- WHAT TO DO -
Line by line, copy out the data that follows.

- MATERIAL PROVIDED -
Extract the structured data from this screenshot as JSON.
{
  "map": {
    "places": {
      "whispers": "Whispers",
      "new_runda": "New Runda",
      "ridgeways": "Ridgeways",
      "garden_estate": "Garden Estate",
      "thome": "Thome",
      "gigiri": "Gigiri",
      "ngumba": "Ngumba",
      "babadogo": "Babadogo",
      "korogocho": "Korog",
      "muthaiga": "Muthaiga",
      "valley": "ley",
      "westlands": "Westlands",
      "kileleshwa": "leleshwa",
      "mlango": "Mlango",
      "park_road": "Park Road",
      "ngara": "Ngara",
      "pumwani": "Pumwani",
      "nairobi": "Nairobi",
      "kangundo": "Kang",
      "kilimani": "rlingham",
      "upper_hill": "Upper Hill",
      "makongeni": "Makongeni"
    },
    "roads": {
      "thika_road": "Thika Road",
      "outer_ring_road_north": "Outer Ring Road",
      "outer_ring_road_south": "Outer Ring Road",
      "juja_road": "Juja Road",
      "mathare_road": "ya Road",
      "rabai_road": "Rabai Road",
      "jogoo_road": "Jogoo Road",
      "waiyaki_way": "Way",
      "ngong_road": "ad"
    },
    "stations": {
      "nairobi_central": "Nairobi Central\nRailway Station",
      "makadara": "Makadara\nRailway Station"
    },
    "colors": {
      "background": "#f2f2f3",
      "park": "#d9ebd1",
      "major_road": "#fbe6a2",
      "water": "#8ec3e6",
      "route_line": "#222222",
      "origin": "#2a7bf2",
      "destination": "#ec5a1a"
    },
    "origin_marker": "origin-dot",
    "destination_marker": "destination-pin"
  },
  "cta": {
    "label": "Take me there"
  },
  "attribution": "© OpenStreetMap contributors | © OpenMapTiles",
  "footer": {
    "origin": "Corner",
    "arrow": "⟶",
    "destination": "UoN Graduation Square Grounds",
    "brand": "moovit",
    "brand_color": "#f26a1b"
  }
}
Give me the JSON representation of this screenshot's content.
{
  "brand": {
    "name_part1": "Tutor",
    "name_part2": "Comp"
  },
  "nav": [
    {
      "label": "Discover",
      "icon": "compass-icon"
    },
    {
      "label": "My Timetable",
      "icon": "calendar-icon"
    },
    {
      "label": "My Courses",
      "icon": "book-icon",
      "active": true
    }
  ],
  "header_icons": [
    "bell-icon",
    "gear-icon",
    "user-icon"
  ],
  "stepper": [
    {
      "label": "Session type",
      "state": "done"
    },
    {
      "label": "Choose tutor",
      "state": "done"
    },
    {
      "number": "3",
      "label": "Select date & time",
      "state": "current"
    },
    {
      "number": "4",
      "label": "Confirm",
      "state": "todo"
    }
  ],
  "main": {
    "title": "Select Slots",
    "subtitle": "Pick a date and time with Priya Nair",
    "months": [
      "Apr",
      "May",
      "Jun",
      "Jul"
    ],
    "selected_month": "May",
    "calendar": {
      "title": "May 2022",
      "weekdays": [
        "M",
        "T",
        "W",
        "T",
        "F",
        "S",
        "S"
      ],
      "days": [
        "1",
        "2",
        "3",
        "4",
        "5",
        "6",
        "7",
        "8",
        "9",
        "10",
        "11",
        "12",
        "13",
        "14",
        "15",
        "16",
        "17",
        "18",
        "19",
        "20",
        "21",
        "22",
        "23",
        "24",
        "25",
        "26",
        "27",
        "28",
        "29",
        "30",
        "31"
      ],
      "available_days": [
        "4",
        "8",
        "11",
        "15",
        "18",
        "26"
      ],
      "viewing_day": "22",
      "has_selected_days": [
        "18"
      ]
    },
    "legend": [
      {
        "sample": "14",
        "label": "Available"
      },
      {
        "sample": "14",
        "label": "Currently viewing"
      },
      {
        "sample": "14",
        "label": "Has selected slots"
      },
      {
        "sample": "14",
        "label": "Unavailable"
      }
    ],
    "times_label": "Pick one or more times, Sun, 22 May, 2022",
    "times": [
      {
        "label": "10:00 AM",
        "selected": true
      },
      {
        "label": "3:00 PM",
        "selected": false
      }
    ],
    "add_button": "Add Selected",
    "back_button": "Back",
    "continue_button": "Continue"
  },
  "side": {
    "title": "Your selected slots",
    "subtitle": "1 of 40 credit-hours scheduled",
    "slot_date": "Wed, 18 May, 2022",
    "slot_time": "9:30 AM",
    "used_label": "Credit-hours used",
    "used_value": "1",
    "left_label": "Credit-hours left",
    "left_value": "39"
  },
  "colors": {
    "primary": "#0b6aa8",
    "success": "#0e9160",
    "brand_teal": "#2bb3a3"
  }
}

- RESPONSE TO THE EXERCISE -
Extract the structured data from this screenshot as JSON.
{
  "map": {
    "places": {
      "whispers": "Whispers",
      "new_runda": "New Runda",
      "ridgeways": "Ridgeways",
      "garden_estate": "Garden Estate",
      "thome": "Thome",
      "gigiri": "Gigiri",
      "ngumba": "Ngumba",
      "babadogo": "Babadogo",
      "korogocho": "Korog",
      "muthaiga": "Muthaiga",
      "valley": "ley",
      "westlands": "Westlands",
      "kileleshwa": "leleshwa",
      "mlango": "Mlango",
      "park_road": "Park Road",
      "ngara": "Ngara",
      "pumwani": "Pumwani",
      "nairobi": "Nairobi",
      "kangundo": "Kang",
      "kilimani": "rlingham",
      "upper_hill": "Upper Hill",
      "makongeni": "Makongeni"
    },
    "roads": {
      "thika_road": "Thika Road",
      "outer_ring_road_north": "Outer Ring Road",
      "outer_ring_road_south": "Outer Ring Road",
      "juja_road": "Juja Road",
      "mathare_road": "ya Road",
      "rabai_road": "Rabai Road",
      "jogoo_road": "Jogoo Road",
      "waiyaki_way": "Way",
      "ngong_road": "ad"
    },
    "stations": {
      "nairobi_central": "Nairobi Central\nRailway Station",
      "makadara": "Makadara\nRailway Station"
    },
    "colors": {
      "background": "#f2f2f3",
      "park": "#d9ebd1",
      "major_road": "#fbe6a2",
      "water": "#8ec3e6",
      "route_line": "#222222",
      "origin": "#2a7bf2",
      "destination": "#ec5a1a"
    },
    "origin_marker": "origin-dot",
    "destination_marker": "destination-pin"
  },
  "cta": {
    "label": "Take me there"
  },
  "attribution": "© OpenStreetMap contributors | © OpenMapTiles",
  "footer": {
    "origin": "Corner",
    "arrow": "⟶",
    "destination": "UoN Graduation Square Grounds",
    "brand": "moovit",
    "brand_color": "#f26a1b"
  }
}
Give me the JSON representation of this screenshot's content.
{
  "brand": {
    "name_part1": "Tutor",
    "name_part2": "Comp"
  },
  "nav": [
    {
      "label": "Discover",
      "icon": "compass-icon"
    },
    {
      "label": "My Timetable",
      "icon": "calendar-icon"
    },
    {
      "label": "My Courses",
      "icon": "book-icon",
      "active": true
    }
  ],
  "header_icons": [
    "bell-icon",
    "gear-icon",
    "user-icon"
  ],
  "stepper": [
    {
      "label": "Session type",
      "state": "done"
    },
    {
      "label": "Choose tutor",
      "state": "done"
    },
    {
      "number": "3",
      "label": "Select date & time",
      "state": "current"
    },
    {
      "number": "4",
      "label": "Confirm",
      "state": "todo"
    }
  ],
  "main": {
    "title": "Select Slots",
    "subtitle": "Pick a date and time with Priya Nair",
    "months": [
      "Apr",
      "May",
      "Jun",
      "Jul"
    ],
    "selected_month": "May",
    "calendar": {
      "title": "May 2022",
      "weekdays": [
        "M",
        "T",
        "W",
        "T",
        "F",
        "S",
        "S"
      ],
      "days": [
        "1",
        "2",
        "3",
        "4",
        "5",
        "6",
        "7",
        "8",
        "9",
        "10",
        "11",
        "12",
        "13",
        "14",
        "15",
        "16",
        "17",
        "18",
        "19",
        "20",
        "21",
        "22",
        "23",
        "24",
        "25",
        "26",
        "27",
        "28",
        "29",
        "30",
        "31"
      ],
      "available_days": [
        "4",
        "8",
        "11",
        "15",
        "18",
        "26"
      ],
      "viewing_day": "22",
      "has_selected_days": [
        "18"
      ]
    },
    "legend": [
      {
        "sample": "14",
        "label": "Available"
      },
      {
        "sample": "14",
        "label": "Currently viewing"
      },
      {
        "sample": "14",
        "label": "Has selected slots"
      },
      {
        "sample": "14",
        "label": "Unavailable"
      }
    ],
    "times_label": "Pick one or more times, Sun, 22 May, 2022",
    "times": [
      {
        "label": "10:00 AM",
        "selected": true
      },
      {
        "label": "3:00 PM",
        "selected": false
      }
    ],
    "add_button": "Add Selected",
    "back_button": "Back",
    "continue_button": "Continue"
  },
  "side": {
    "title": "Your selected slots",
    "subtitle": "1 of 40 credit-hours scheduled",
    "slot_date": "Wed, 18 May, 2022",
    "slot_time": "9:30 AM",
    "used_label": "Credit-hours used",
    "used_value": "1",
    "left_label": "Credit-hours left",
    "left_value": "39"
  },
  "colors": {
    "primary": "#0b6aa8",
    "success": "#0e9160",
    "brand_teal": "#2bb3a3"
  }
}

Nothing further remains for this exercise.